*EXTRACTED ENTRIES:*

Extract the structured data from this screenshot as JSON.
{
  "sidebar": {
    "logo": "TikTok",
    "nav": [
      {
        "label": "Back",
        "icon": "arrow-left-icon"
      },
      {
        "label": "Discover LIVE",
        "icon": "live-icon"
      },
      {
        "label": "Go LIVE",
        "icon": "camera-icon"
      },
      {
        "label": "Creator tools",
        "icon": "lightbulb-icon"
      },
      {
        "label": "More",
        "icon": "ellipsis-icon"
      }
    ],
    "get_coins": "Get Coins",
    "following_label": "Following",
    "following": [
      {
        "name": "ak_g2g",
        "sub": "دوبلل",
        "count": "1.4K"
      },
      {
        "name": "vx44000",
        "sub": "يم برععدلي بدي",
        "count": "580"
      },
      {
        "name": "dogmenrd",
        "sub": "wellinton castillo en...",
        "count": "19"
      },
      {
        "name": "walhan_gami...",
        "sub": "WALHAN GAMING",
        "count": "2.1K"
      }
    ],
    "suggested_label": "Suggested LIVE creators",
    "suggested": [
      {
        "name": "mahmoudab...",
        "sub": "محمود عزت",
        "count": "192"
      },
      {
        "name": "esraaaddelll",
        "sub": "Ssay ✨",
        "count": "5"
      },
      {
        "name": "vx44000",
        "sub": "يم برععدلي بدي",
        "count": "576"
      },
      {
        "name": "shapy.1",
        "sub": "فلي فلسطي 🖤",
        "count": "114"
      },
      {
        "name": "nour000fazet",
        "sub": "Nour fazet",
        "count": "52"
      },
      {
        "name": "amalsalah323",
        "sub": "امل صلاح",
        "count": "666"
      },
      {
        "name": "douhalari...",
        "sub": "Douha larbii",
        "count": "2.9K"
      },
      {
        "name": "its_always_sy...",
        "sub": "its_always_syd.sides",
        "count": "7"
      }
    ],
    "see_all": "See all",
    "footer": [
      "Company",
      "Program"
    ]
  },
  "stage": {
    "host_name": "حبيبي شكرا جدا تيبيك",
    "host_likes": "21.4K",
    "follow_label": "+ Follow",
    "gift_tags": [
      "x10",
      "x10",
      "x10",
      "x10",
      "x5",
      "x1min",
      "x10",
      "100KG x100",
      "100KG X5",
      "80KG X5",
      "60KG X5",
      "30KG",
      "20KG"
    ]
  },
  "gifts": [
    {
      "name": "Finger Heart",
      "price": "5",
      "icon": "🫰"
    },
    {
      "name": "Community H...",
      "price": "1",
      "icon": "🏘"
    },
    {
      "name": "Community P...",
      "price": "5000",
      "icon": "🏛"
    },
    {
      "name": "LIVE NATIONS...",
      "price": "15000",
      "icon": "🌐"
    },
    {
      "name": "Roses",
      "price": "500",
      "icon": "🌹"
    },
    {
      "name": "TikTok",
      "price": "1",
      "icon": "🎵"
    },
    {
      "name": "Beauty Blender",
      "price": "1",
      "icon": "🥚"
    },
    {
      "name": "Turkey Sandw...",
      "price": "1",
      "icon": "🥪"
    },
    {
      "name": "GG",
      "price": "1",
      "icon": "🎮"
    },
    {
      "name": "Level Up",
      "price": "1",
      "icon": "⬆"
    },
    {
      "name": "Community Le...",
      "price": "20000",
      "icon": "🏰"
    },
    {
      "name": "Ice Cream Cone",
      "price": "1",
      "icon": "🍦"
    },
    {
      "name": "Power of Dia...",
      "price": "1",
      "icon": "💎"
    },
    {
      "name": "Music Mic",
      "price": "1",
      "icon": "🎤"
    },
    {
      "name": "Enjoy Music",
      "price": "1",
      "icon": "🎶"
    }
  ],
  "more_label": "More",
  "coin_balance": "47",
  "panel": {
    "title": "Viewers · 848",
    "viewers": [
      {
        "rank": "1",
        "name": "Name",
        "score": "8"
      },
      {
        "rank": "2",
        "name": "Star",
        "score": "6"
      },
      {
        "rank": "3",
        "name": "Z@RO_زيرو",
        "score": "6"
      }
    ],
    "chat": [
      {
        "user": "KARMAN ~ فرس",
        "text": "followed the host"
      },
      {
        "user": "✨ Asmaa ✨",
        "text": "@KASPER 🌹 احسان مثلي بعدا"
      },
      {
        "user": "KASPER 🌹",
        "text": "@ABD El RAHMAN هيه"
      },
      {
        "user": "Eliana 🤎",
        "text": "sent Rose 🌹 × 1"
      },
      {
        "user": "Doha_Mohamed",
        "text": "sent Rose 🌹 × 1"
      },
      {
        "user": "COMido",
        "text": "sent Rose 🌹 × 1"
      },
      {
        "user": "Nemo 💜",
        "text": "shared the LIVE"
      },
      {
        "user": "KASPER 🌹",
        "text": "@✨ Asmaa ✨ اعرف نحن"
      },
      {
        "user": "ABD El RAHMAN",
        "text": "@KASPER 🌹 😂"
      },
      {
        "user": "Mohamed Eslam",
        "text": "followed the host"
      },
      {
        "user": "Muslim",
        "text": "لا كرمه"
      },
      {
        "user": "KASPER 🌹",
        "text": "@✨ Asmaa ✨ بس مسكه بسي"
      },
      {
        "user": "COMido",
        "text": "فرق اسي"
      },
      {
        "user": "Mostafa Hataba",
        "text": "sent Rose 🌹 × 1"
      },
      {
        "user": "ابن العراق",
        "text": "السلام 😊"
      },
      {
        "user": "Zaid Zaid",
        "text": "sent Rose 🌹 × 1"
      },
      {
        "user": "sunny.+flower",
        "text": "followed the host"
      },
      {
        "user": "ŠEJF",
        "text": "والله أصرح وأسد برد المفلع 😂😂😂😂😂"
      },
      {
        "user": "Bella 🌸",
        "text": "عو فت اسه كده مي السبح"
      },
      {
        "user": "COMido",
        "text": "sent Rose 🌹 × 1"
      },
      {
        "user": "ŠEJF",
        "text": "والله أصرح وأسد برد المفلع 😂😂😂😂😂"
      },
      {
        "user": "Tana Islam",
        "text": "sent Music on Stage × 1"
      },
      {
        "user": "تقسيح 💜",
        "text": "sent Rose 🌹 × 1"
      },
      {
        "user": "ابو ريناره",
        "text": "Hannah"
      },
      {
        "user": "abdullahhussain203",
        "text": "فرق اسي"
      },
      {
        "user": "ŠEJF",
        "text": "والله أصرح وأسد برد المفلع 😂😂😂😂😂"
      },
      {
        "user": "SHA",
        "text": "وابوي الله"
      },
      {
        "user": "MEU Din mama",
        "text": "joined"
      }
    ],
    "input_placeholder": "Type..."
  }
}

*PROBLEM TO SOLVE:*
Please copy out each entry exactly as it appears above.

*WORKED SOLUTION:*
Extract the structured data from this screenshot as JSON.
{
  "sidebar": {
    "logo": "TikTok",
    "nav": [
      {
        "label": "Back",
        "icon": "arrow-left-icon"
      },
      {
        "label": "Discover LIVE",
        "icon": "live-icon"
      },
      {
        "label": "Go LIVE",
        "icon": "camera-icon"
      },
      {
        "label": "Creator tools",
        "icon": "lightbulb-icon"
      },
      {
        "label": "More",
        "icon": "ellipsis-icon"
      }
    ],
    "get_coins": "Get Coins",
    "following_label": "Following",
    "following": [
      {
        "name": "ak_g2g",
        "sub": "دوبلل",
        "count": "1.4K"
      },
      {
        "name": "vx44000",
        "sub": "يم برععدلي بدي",
        "count": "580"
      },
      {
        "name": "dogmenrd",
        "sub": "wellinton castillo en...",
        "count": "19"
      },
      {
        "name": "walhan_gami...",
        "sub": "WALHAN GAMING",
        "count": "2.1K"
      }
    ],
    "suggested_label": "Suggested LIVE creators",
    "suggested": [
      {
        "name": "mahmoudab...",
        "sub": "محمود عزت",
        "count": "192"
      },
      {
        "name": "esraaaddelll",
        "sub": "Ssay ✨",
        "count": "5"
      },
      {
        "name": "vx44000",
        "sub": "يم برععدلي بدي",
        "count": "576"
      },
      {
        "name": "shapy.1",
        "sub": "فلي فلسطي 🖤",
        "count": "114"
      },
      {
        "name": "nour000fazet",
        "sub": "Nour fazet",
        "count": "52"
      },
      {
        "name": "amalsalah323",
        "sub": "امل صلاح",
        "count": "666"
      },
      {
        "name": "douhalari...",
        "sub": "Douha larbii",
        "count": "2.9K"
      },
      {
        "name": "its_always_sy...",
        "sub": "its_always_syd.sides",
        "count": "7"
      }
    ],
    "see_all": "See all",
    "footer": [
      "Company",
      "Program"
    ]
  },
  "stage": {
    "host_name": "حبيبي شكرا جدا تيبيك",
    "host_likes": "21.4K",
    "follow_label": "+ Follow",
    "gift_tags": [
      "x10",
      "x10",
      "x10",
      "x10",
      "x5",
      "x1min",
      "x10",
      "100KG x100",
      "100KG X5",
      "80KG X5",
      "60KG X5",
      "30KG",
      "20KG"
    ]
  },
  "gifts": [
    {
      "name": "Finger Heart",
      "price": "5",
      "icon": "🫰"
    },
    {
      "name": "Community H...",
      "price": "1",
      "icon": "🏘"
    },
    {
      "name": "Community P...",
      "price": "5000",
      "icon": "🏛"
    },
    {
      "name": "LIVE NATIONS...",
      "price": "15000",
      "icon": "🌐"
    },
    {
      "name": "Roses",
      "price": "500",
      "icon": "🌹"
    },
    {
      "name": "TikTok",
      "price": "1",
      "icon": "🎵"
    },
    {
      "name": "Beauty Blender",
      "price": "1",
      "icon": "🥚"
    },
    {
      "name": "Turkey Sandw...",
      "price": "1",
      "icon": "🥪"
    },
    {
      "name": "GG",
      "price": "1",
      "icon": "🎮"
    },
    {
      "name": "Level Up",
      "price": "1",
      "icon": "⬆"
    },
    {
      "name": "Community Le...",
      "price": "20000",
      "icon": "🏰"
    },
    {
      "name": "Ice Cream Cone",
      "price": "1",
      "icon": "🍦"
    },
    {
      "name": "Power of Dia...",
      "price": "1",
      "icon": "💎"
    },
    {
      "name": "Music Mic",
      "price": "1",
      "icon": "🎤"
    },
    {
      "name": "Enjoy Music",
      "price": "1",
      "icon": "🎶"
    }
  ],
  "more_label": "More",
  "coin_balance": "47",
  "panel": {
    "title": "Viewers · 848",
    "viewers": [
      {
        "rank": "1",
        "name": "Name",
        "score": "8"
      },
      {
        "rank": "2",
        "name": "Star",
        "score": "6"
      },
      {
        "rank": "3",
        "name": "Z@RO_زيرو",
        "score": "6"
      }
    ],
    "chat": [
      {
        "user": "KARMAN ~ فرس",
        "text": "followed the host"
      },
      {
        "user": "✨ Asmaa ✨",
        "text": "@KASPER 🌹 احسان مثلي بعدا"
      },
      {
        "user": "KASPER 🌹",
        "text": "@ABD El RAHMAN هيه"
      },
      {
        "user": "Eliana 🤎",
        "text": "sent Rose 🌹 × 1"
      },
      {
        "user": "Doha_Mohamed",
        "text": "sent Rose 🌹 × 1"
      },
      {
        "user": "COMido",
        "text": "sent Rose 🌹 × 1"
      },
      {
        "user": "Nemo 💜",
        "text": "shared the LIVE"
      },
      {
        "user": "KASPER 🌹",
        "text": "@✨ Asmaa ✨ اعرف نحن"
      },
      {
        "user": "ABD El RAHMAN",
        "text": "@KASPER 🌹 😂"
      },
      {
        "user": "Mohamed Eslam",
        "text": "followed the host"
      },
      {
        "user": "Muslim",
        "text": "لا كرمه"
      },
      {
        "user": "KASPER 🌹",
        "text": "@✨ Asmaa ✨ بس مسكه بسي"
      },
      {
        "user": "COMido",
        "text": "فرق اسي"
      },
      {
        "user": "Mostafa Hataba",
        "text": "sent Rose 🌹 × 1"
      },
      {
        "user": "ابن العراق",
        "text": "السلام 😊"
      },
      {
        "user": "Zaid Zaid",
        "text": "sent Rose 🌹 × 1"
      },
      {
        "user": "sunny.+flower",
        "text": "followed the host"
      },
      {
        "user": "ŠEJF",
        "text": "والله أصرح وأسد برد المفلع 😂😂😂😂😂"
      },
      {
        "user": "Bella 🌸",
        "text": "عو فت اسه كده مي السبح"
      },
      {
        "user": "COMido",
        "text": "sent Rose 🌹 × 1"
      },
      {
        "user": "ŠEJF",
        "text": "والله أصرح وأسد برد المفلع 😂😂😂😂😂"
      },
      {
        "user": "Tana Islam",
        "text": "sent Music on Stage × 1"
      },
      {
        "user": "تقسيح 💜",
        "text": "sent Rose 🌹 × 1"
      },
      {
        "user": "ابو ريناره",
        "text": "Hannah"
      },
      {
        "user": "abdullahhussain203",
        "text": "فرق اسي"
      },
      {
        "user": "ŠEJF",
        "text": "والله أصرح وأسد برد المفلع 😂😂😂😂😂"
      },
      {
        "user": "SHA",
        "text": "وابوي الله"
      },
      {
        "user": "MEU Din mama",
        "text": "joined"
      }
    ],
    "input_placeholder": "Type..."
  }
}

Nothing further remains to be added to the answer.